How do you determine the quality of a journal article?
In the theoretical framework of your thesis, you support the research that you want to perform by means of a literature review. Here, you are looking for earlier research about your subject. These studies are often published in the form of scientific articles in journals (scientific publications).
Why is good quality important?
The better the quality of the articles that you use in the literature review, the stronger your own research will be. When you use articles that are not well respected, you run the risk that the conclusions you draw will be unfounded. Your supervisor will always check the article sources for the conclusions you draw.
We will use an example to explain how you can judge the quality of a scientific article. We will use the following article as our example:
Perrett, D. I., Burt, D. M., Penton-Voak, I. S., Lee, K. J., Rowland, D. A., & Edwards, R. (1999). Symmetry and Human Facial Attractiveness. Evolution and Human Behavior, 20, 295-307. Retrieved from http://www.grajfoner.com/Clanki/Perrett%201999%20Symetry%20Attractiveness.pdf
This article is about the possible link between facial symmetry and the attractiveness of a human face.
Check the following points
1. Where is the article published?
The journal (academic publication) where the article is published says something about the quality of the article. Journals are ranked in the Journal Quality List (JQL). If the journal you used is ranked at the top of your professional field in the JQL, then you can assume that the quality of the article is high.
The article from the example is published in the journal “Evolution and Human Behavior”. The journal is not on the Journal Quality List, but after googling the publication, it seems from multiple sources that it nevertheless is among the top in the field of Psychology (see Journal Ranking at http://www.ehbonline.org/). The quality of the source is thus high enough to use it.
So, if a journal is not listed in the Journal Quality List then it is worthwhile to google it. You will then find out more about the quality of the journal.
2. Who is the author?
The next step is to look at who the author of the article is:
- What do you know about the person who wrote the paper?
- Has the author done much research in this field?
- What do others say about the author?
- What is the author’s background?
- At which university does the author work? Does this university have a good reputation?
The lead author of the article (Perrett) has already done much work within the research field, including prior studies of predictors of attractiveness. Penton-Voak, one of the other authors, also collaborated on these studies. Perrett and Penton-Voak were in 1999 both professors at the University of St Andrews in the United Kingdom. This university is among the top 100 best universities in the world. There is less information available about the other authors. It could be that they were students who helped the professors.

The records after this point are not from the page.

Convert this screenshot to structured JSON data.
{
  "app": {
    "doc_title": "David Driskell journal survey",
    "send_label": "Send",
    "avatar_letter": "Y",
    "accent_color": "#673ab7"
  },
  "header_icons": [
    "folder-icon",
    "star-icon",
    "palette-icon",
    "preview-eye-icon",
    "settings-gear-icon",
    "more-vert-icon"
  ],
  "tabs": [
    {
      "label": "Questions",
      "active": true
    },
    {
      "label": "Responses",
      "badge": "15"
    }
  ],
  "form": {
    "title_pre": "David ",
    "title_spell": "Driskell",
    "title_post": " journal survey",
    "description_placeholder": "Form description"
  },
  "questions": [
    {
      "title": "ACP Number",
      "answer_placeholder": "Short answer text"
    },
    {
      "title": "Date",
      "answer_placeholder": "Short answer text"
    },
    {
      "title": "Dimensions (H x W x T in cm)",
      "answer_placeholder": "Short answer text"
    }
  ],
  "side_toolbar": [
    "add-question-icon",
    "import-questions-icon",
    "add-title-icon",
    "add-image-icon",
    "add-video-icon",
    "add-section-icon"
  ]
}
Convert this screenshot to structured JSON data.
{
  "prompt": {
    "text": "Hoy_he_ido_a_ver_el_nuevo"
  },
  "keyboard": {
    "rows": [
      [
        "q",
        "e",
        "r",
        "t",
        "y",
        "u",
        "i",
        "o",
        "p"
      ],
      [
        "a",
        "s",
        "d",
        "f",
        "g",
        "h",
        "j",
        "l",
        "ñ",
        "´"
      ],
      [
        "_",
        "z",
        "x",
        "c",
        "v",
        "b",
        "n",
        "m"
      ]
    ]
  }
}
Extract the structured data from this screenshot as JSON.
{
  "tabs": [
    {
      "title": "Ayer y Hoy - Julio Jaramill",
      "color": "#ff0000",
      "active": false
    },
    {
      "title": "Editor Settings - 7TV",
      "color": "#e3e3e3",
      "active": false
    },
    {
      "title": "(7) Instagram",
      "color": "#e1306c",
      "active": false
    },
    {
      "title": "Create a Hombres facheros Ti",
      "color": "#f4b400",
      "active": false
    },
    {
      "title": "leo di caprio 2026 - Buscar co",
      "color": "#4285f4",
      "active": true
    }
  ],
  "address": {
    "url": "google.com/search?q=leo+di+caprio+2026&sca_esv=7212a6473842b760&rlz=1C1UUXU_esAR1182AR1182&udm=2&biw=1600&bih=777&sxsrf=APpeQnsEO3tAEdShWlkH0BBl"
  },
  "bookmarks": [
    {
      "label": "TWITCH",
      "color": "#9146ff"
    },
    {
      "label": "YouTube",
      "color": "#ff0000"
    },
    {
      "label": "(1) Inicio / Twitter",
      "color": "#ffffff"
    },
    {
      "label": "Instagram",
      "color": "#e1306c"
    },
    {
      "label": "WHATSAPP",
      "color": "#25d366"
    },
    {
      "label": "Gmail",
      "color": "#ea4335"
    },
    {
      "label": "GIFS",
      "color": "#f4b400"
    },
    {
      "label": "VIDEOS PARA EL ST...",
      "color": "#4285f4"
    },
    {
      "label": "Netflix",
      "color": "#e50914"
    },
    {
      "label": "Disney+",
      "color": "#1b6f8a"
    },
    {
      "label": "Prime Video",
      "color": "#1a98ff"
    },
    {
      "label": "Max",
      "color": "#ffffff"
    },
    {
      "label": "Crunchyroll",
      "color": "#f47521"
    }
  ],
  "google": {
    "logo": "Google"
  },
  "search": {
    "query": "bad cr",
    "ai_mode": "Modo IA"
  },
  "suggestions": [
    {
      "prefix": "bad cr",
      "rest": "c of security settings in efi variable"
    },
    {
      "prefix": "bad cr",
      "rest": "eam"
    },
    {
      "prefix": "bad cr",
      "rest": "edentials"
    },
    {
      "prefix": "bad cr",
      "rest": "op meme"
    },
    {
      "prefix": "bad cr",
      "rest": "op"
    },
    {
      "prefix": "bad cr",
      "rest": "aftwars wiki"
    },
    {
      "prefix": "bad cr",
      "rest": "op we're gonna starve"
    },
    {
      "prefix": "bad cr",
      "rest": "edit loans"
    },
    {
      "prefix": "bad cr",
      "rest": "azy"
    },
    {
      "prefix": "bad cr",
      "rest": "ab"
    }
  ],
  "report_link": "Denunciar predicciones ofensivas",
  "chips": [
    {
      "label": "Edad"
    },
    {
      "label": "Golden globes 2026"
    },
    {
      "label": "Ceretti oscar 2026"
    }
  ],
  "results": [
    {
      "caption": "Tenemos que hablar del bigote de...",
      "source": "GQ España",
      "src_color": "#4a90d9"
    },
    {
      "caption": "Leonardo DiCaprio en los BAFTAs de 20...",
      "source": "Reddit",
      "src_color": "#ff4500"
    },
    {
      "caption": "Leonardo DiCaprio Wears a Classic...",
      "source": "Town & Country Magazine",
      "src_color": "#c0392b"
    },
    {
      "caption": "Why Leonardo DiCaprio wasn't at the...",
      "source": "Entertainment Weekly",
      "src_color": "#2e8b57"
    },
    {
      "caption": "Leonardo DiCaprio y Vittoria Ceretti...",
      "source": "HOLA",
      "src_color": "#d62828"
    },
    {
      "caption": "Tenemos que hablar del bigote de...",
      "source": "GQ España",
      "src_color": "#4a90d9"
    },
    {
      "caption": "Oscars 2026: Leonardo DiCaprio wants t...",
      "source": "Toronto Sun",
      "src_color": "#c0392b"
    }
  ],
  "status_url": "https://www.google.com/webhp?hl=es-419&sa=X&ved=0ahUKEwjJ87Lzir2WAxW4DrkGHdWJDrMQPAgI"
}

3. What is the date of publication?
In which year is the article published? The more recent the research, the better. If the research is a bit older, then it’s smart to check whether any follow-up research has taken place. Maybe the author continued the research and more useful results have been published.
Tip! If you’re searching for an article in Google Scholar, then click on ‘Since 2014’ in the left hand column. If you can’t find anything (more) there, then select ‘Since 2013’. If you work down the row in this manner, you will find the most recent studies.
The article from the example was published in 1999. This is not extremely old, but there has probably been quite a bit of follow-up research done in the past 15 years. Thus, I quickly found via Google Scholar an article from 2013, in which the influence of symmetry on facial attractiveness in children was researched. The example article from 1999 can probably serve as a good foundation for reading up on the subject, but it is advisable to find out how research into the influence of symmetry on facial attractiveness has further developed.
4. What do other researchers say about the paper?
Find out who the experts are in this field of research. Do they support the research, or are they critical of it?
By searching in Google Scholar, I see that the article has been cited at least 325 times! This says then that the article is mentioned at least in 325 other articles. If I look at the authors of the other articles, I see that these are experts in the research field. The authors who cite the article use the article as support and not to criticize it.
5. Determine the quality
Now look back: how did the article score on the points mentioned above? Based on that, you can determine quality.
The example article scored ‘reasonable’ to ‘good’ on all points. So we can consider the article to be qualitatively good, and therefore it is useful in, for example, a literature review. Because the article is already somewhat dated, however, it is wise to also go in search of more recent research.